FOMO To the Max

It is the season of Paralympic qualification. Recently, the American wheelchair basketball teams were named, the Canadian wheelchair rugby team qualified at a tournament in New Zealand, and a host of other squads are booking their tickets to Paris. 

As a para-sport reporter, this is a fun time of year. I get to see people I know achieve their dreams. I get to write more about the world of parasport. And, I get to think even more about how para-sport impacts my view of productivity. Disabled sport—using whatever title you want to use—has a bit of a contradictory relationship with productivity. I don’t think I’m telling tales out of school when I say that elite para-sport environments still struggle with how to square the circle between the demands of an international sporting stage and the values demanded by disabled people who make up those spaces. I’m lucky that I get to see all sides of this challenge. Whether that’s covering the recent Canadian wheelchair curling championships for CBC, or a scandal in American wheelchair basketball, like I got to do two years ago for Defector. Like much of disability culture, it’s a complicated and important thing to navigate.

But how does my time in para-sport—I always say I got to go to a bunch of cool stuff and not anything important—impact my productivity? Well, for starters, it helps with my focus and what little trust I have in my body and my mind. I can’t help but feel as if  the sports psychology version of visualization, which I used to do while envisioning my shots going in the basket, has now ported itself over to how I my brain chooses to work on articles in the background while I’m doing the dishes or, like yesterday, reorganizing an office space.

When I worked full-time as a theatre artist and arts administrator, the same thing would happen. When I need to memorize a script, I record it to my computer and then play it back on repeat as I do something mindless. In my case, playing video games. That’s a skill or a process far more valuable to me now than any of the medals I won. Knowing that things will slot into place if I give my brain enough fallow time is something that I certainly gathered from my time in wheelchair basketball and wheelchair rugby.

Sport has also given me a better sense of why a particular movement is happening, or why a particular brain process is occurring. Looking back on my career, alongside unpacking internalized ableism and lamenting not being able to compete for a spot on the national team, affords me the opportunity to identify—in really clear terms—when my anxiety used to get in the way of my performance. I used to sit beside the coaches, straining to hear whether they liked me or not. That I had an undiagnosed anxiety and panic disorder should surprise no one.

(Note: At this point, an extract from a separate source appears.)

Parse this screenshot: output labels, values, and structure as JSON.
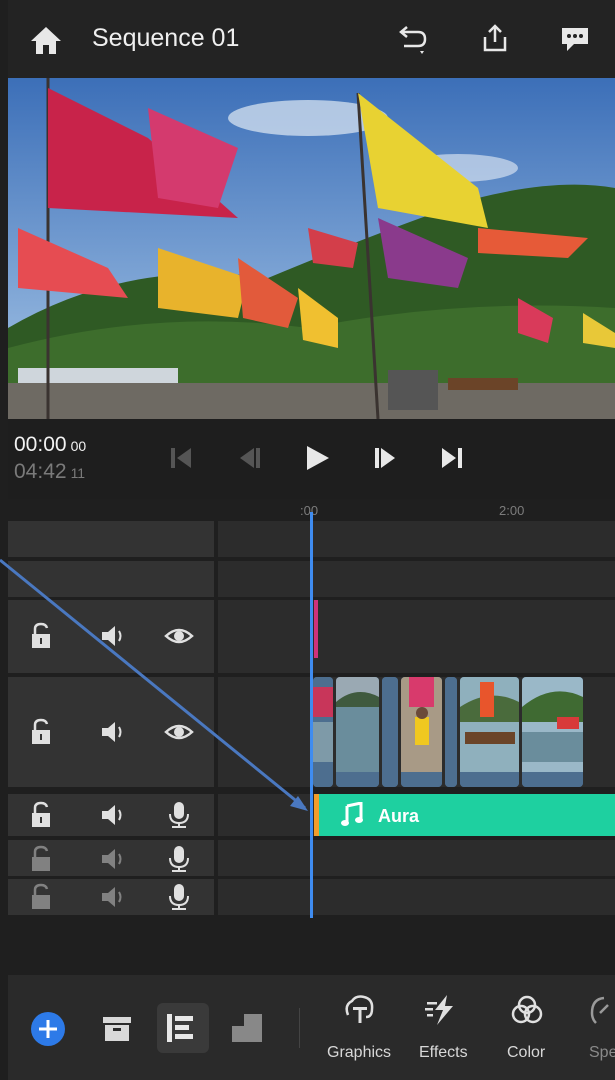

In fact, I used to look back at my career with disdain. I stopped being able to compete at a high level at about age 20 after an injury. I had to put my sports chair in a place where I couldn’t see it in my garage. I hid my medals away. I didn’t want to be reminded of that past life. Sometimes, admittedly, I still don’t.

But, on the good days, it’s fuel for the productivity fire. The adage, “You’ve done hard physical things before” rings true when I drag myself out of bed and remember the times we used to practice three times a day. When I feel like the business is falling apart, I can remind myself that I used to put all of my hopes and dreams into being a professional athlete and that this dream is both far more attainable and sustainable than that. I can look back at those days and realize, with pride, that I’m still involved. And that, in an ideal world, my reporting can make a difference—from a solutions journalism point of view.

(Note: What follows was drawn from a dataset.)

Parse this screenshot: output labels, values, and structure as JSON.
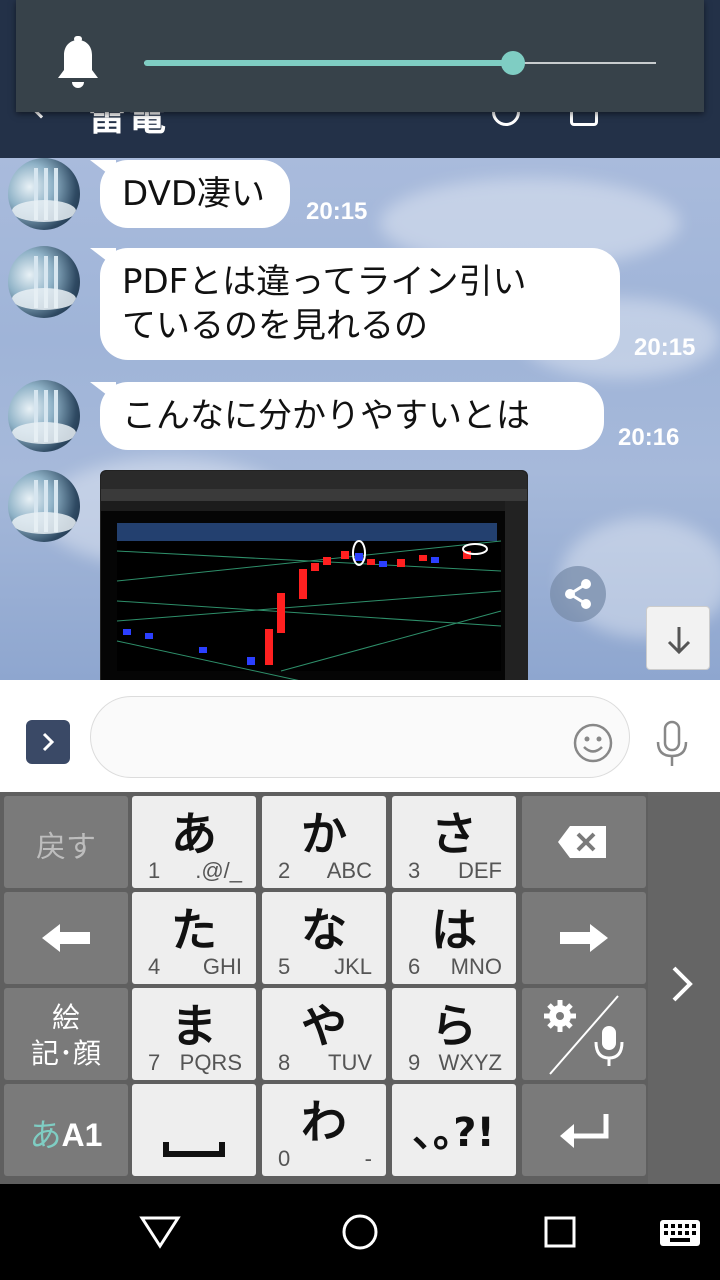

All easy for me to say, but hey, I’m feeling optimistic today. As for today’s question: What past experiences do you pull from when it comes to managing your productivity?

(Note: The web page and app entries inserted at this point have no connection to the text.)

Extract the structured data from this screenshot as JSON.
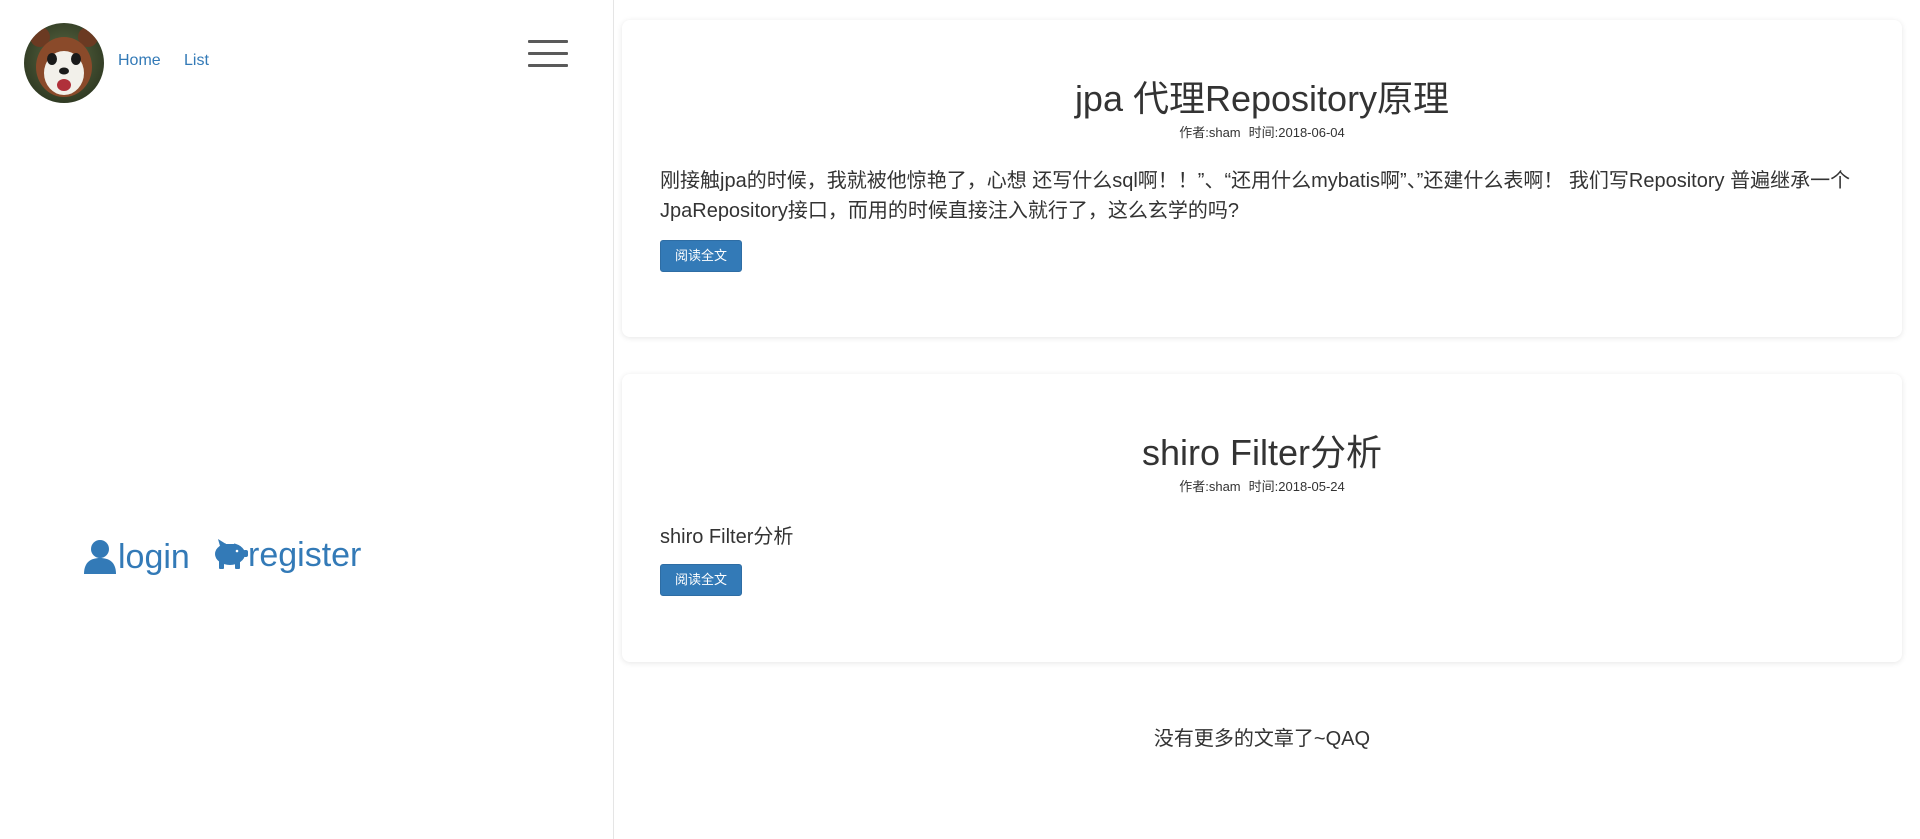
{
  "nav": {
    "home_label": "Home",
    "list_label": "List"
  },
  "auth": {
    "login_label": "login",
    "register_label": "register"
  },
  "colors": {
    "link": "#337ab7",
    "button": "#337ab7"
  },
  "posts": [
    {
      "title": "jpa 代理Repository原理",
      "author": "作者:sham",
      "date": "时间:2018-06-04",
      "summary": "刚接触jpa的时候，我就被他惊艳了，心想 还写什么sql啊！！”、“还用什么mybatis啊”、”还建什么表啊！ 我们写Repository 普遍继承一个JpaRepository接口，而用的时候直接注入就行了，这么玄学的吗?",
      "read_more_label": "阅读全文"
    },
    {
      "title": "shiro Filter分析",
      "author": "作者:sham",
      "date": "时间:2018-05-24",
      "summary": "shiro Filter分析",
      "read_more_label": "阅读全文"
    }
  ],
  "footer_note": "没有更多的文章了~QAQ",
  "icons": {
    "hamburger": "menu-icon",
    "login": "user-icon",
    "register": "piggy-bank-icon"
  }
}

Until tomorrow!


Want to Support More Disability-led Writing?

I've decided to shift CRPL to a 5 times a week newsletter about productivity as I am fascinated by the topic, am in the early stage of writing a book about it, and want to have a place to think, and write, and create work about this vital area of thinking. Click below to join the daily newsletter and/or to help financially support this project.